|International Classification||E21B7/06, E21B17/10, E21B7/08|
|Cooperative Classification||E21B17/1014, E21B7/062|
|European Classification||E21B17/10C, E21B7/06C|
|Nov 22, 1989||AS||Assignment|
Owner name: ELLIS, MORRIS L., TEXAS
Free format text: ASSIGNMENT OF A PART OF ASSIGNORS INTEREST;ASSIGNOR:SHIRLEY, KIRK R.;REEL/FRAME:005184/0560
Effective date: 19891114
|Jun 21, 1990||FPAY||Fee payment|
Year of fee payment: 4
|Jun 23, 1994||FPAY||Fee payment|
Year of fee payment: 8
|Aug 4, 1998||REMI||Maintenance fee reminder mailed|

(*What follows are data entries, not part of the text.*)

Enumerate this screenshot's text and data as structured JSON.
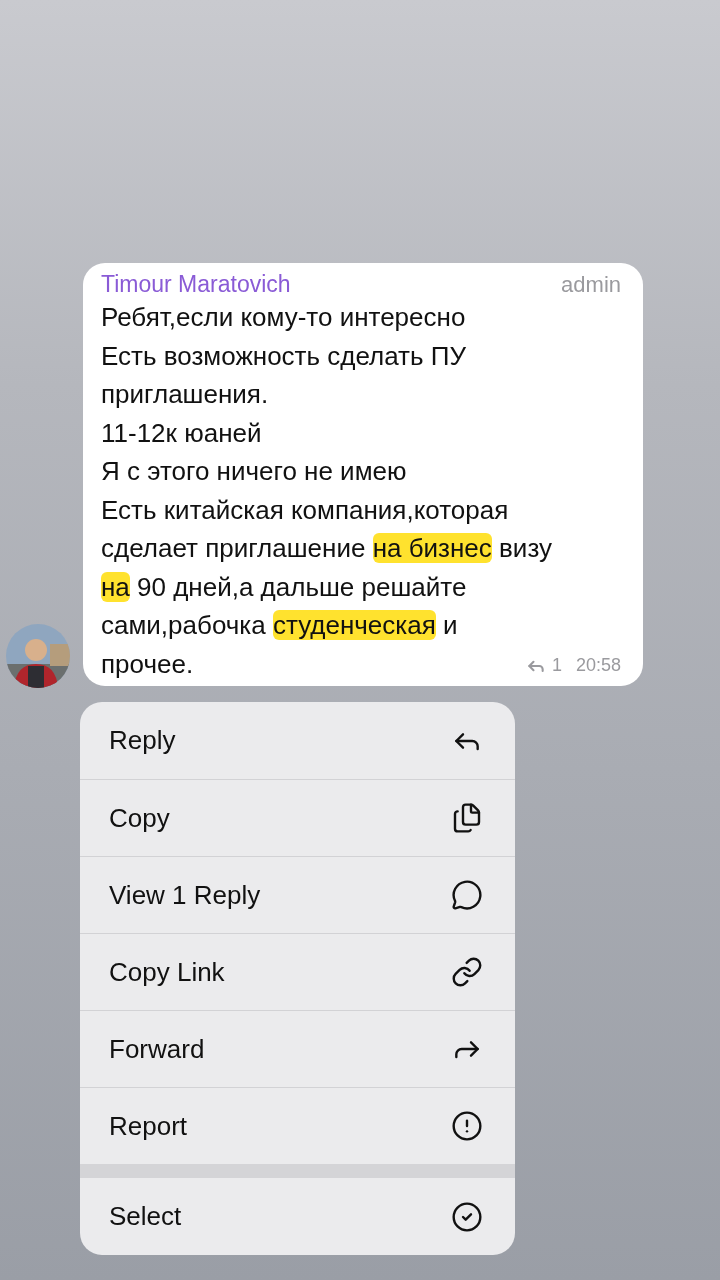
{
  "message": {
    "author": "Timour Maratovich",
    "role": "admin",
    "lines": [
      [
        {
          "text": "Ребят,если кому-то интересно",
          "highlighted": false
        }
      ],
      [
        {
          "text": "Есть возможность сделать ПУ",
          "highlighted": false
        }
      ],
      [
        {
          "text": "приглашения.",
          "highlighted": false
        }
      ],
      [
        {
          "text": "11-12к юаней",
          "highlighted": false
        }
      ],
      [
        {
          "text": "Я с этого ничего не имею",
          "highlighted": false
        }
      ],
      [
        {
          "text": "Есть китайская компания,которая",
          "highlighted": false
        }
      ],
      [
        {
          "text": "сделает приглашение ",
          "highlighted": false
        },
        {
          "text": "на бизнес",
          "highlighted": true
        },
        {
          "text": " визу",
          "highlighted": false
        }
      ],
      [
        {
          "text": "на",
          "highlighted": true
        },
        {
          "text": " 90 дней,а дальше решайте",
          "highlighted": false
        }
      ],
      [
        {
          "text": "сами,рабочка ",
          "highlighted": false
        },
        {
          "text": "студенческая",
          "highlighted": true
        },
        {
          "text": " и",
          "highlighted": false
        }
      ],
      [
        {
          "text": "прочее.",
          "highlighted": false
        }
      ]
    ],
    "reply_count": "1",
    "time": "20:58"
  },
  "menu": {
    "groups": [
      [
        {
          "label": "Reply",
          "kind": "reply"
        },
        {
          "label": "Copy",
          "kind": "copy"
        },
        {
          "label": "View 1 Reply",
          "kind": "replies"
        },
        {
          "label": "Copy Link",
          "kind": "link"
        },
        {
          "label": "Forward",
          "kind": "forward"
        },
        {
          "label": "Report",
          "kind": "report"
        }
      ],
      [
        {
          "label": "Select",
          "kind": "select"
        }
      ]
    ]
  }
}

|Jan 10, 1999||LAPS||Lapse for failure to pay maintenance fees|
|Mar 23, 1999||FP||Expired due to failure to pay maintenance fee|
Effective date: 19990113